[Records from a dataset]
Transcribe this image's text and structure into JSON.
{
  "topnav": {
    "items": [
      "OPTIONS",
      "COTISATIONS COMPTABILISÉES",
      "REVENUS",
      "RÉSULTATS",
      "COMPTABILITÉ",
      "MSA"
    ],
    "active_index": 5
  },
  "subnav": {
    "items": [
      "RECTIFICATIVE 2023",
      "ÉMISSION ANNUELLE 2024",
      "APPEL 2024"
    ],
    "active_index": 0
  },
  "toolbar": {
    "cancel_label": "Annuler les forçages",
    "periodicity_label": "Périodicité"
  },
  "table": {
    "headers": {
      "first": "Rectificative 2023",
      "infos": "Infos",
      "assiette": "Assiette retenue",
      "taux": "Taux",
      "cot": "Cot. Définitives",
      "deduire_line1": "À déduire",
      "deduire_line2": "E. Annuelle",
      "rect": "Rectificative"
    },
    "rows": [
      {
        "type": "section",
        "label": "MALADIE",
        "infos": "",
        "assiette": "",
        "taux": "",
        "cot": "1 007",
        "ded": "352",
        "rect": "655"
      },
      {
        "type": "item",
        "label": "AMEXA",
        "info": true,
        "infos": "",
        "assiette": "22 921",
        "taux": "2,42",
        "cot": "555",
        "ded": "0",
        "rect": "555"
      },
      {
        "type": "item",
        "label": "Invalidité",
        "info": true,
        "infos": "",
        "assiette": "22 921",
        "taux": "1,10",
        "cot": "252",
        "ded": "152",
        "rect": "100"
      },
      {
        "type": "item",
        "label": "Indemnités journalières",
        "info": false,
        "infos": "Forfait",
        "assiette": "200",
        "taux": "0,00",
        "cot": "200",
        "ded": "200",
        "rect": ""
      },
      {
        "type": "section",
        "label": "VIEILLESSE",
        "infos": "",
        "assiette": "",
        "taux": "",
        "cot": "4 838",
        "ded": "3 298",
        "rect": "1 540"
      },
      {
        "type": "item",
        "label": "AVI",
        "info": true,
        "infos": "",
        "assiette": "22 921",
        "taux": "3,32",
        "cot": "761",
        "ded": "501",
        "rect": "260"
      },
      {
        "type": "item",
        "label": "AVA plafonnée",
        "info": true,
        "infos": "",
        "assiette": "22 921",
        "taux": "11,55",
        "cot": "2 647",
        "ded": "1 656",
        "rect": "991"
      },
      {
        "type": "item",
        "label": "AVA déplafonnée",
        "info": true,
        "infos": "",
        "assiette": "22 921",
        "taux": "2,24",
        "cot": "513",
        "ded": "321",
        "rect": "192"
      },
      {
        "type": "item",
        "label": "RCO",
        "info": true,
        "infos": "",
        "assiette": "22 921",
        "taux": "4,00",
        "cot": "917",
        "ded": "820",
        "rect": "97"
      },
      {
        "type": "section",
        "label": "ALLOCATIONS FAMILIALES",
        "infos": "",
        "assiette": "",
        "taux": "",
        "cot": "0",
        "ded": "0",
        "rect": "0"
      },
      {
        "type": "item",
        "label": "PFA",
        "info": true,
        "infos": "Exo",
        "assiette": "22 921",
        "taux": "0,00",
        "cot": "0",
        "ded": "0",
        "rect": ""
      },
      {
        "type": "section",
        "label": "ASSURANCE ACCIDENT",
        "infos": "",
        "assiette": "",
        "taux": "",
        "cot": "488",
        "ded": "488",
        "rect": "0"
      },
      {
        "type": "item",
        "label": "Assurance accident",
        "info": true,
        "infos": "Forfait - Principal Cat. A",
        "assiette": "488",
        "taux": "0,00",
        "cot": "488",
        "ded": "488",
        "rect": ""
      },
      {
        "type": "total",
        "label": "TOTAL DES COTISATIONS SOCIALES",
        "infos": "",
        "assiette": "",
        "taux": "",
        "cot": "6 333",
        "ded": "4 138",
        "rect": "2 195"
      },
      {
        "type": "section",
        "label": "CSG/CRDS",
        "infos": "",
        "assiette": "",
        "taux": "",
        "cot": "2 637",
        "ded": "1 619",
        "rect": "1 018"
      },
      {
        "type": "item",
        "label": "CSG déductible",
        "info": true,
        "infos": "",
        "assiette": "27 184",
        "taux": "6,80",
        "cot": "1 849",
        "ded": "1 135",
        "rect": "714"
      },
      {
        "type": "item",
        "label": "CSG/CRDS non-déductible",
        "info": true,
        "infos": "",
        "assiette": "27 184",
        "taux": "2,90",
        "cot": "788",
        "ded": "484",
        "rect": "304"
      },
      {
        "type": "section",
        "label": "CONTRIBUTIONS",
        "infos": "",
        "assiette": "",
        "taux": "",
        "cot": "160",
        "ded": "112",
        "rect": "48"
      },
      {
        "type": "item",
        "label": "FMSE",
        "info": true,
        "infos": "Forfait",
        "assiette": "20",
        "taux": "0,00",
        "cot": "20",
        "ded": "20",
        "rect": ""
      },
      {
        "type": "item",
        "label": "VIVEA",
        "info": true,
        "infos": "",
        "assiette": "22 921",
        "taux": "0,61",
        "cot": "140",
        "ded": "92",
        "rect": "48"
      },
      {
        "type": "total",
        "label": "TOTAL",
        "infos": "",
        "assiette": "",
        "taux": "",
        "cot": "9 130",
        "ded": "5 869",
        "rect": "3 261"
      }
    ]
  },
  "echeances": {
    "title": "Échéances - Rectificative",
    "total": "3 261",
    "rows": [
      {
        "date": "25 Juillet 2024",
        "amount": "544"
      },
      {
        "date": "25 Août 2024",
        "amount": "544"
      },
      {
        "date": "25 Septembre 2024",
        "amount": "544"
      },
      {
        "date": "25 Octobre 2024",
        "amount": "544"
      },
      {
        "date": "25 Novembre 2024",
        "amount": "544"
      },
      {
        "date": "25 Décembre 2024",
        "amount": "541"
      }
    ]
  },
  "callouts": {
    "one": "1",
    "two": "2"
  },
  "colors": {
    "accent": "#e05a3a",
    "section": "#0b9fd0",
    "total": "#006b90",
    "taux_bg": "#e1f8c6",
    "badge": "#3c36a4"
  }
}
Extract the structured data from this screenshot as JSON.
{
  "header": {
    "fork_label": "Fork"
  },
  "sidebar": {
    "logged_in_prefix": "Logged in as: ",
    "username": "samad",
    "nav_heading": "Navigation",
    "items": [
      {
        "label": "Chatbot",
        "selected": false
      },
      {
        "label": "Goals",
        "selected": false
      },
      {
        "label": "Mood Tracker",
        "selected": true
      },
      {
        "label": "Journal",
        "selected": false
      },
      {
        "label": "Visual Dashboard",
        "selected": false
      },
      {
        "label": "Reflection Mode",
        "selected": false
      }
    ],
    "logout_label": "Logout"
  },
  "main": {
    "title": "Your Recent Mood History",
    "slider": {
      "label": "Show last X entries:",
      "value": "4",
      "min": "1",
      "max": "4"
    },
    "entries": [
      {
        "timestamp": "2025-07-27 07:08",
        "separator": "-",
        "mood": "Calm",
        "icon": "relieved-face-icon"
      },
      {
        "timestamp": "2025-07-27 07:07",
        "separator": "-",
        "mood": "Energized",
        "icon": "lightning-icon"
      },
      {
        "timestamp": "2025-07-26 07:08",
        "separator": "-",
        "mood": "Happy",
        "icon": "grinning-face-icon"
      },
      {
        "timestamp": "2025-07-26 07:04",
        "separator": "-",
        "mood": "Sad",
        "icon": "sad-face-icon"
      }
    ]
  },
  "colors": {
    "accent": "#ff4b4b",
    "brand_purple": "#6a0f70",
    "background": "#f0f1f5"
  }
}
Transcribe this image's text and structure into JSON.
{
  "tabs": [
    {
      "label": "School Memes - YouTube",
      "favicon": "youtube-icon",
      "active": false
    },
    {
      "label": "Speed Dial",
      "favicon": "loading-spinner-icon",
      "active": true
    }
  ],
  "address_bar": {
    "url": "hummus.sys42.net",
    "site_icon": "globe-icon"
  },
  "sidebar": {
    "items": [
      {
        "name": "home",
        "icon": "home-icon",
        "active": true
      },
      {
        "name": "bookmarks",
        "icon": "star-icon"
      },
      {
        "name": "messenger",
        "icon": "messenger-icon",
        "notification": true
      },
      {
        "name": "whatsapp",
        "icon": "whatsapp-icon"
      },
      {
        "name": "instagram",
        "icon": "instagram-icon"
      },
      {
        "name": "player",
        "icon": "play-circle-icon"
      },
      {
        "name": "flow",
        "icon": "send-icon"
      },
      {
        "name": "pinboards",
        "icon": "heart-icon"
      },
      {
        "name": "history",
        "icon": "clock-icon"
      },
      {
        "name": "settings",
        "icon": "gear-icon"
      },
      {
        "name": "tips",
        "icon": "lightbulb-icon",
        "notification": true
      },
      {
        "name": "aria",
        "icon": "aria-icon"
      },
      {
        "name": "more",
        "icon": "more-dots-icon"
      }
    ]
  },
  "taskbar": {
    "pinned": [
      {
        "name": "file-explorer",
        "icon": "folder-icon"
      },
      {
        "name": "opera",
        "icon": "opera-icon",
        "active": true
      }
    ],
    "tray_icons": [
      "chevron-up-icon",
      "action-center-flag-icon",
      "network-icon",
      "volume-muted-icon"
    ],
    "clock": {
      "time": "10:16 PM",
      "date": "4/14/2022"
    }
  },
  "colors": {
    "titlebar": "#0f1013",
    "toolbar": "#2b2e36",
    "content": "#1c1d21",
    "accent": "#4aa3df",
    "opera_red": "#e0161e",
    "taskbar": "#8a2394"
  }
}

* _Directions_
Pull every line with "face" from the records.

* _Finished task_
        "icon": "relieved-face-icon"
        "icon": "grinning-face-icon"
        "icon": "sad-face-icon"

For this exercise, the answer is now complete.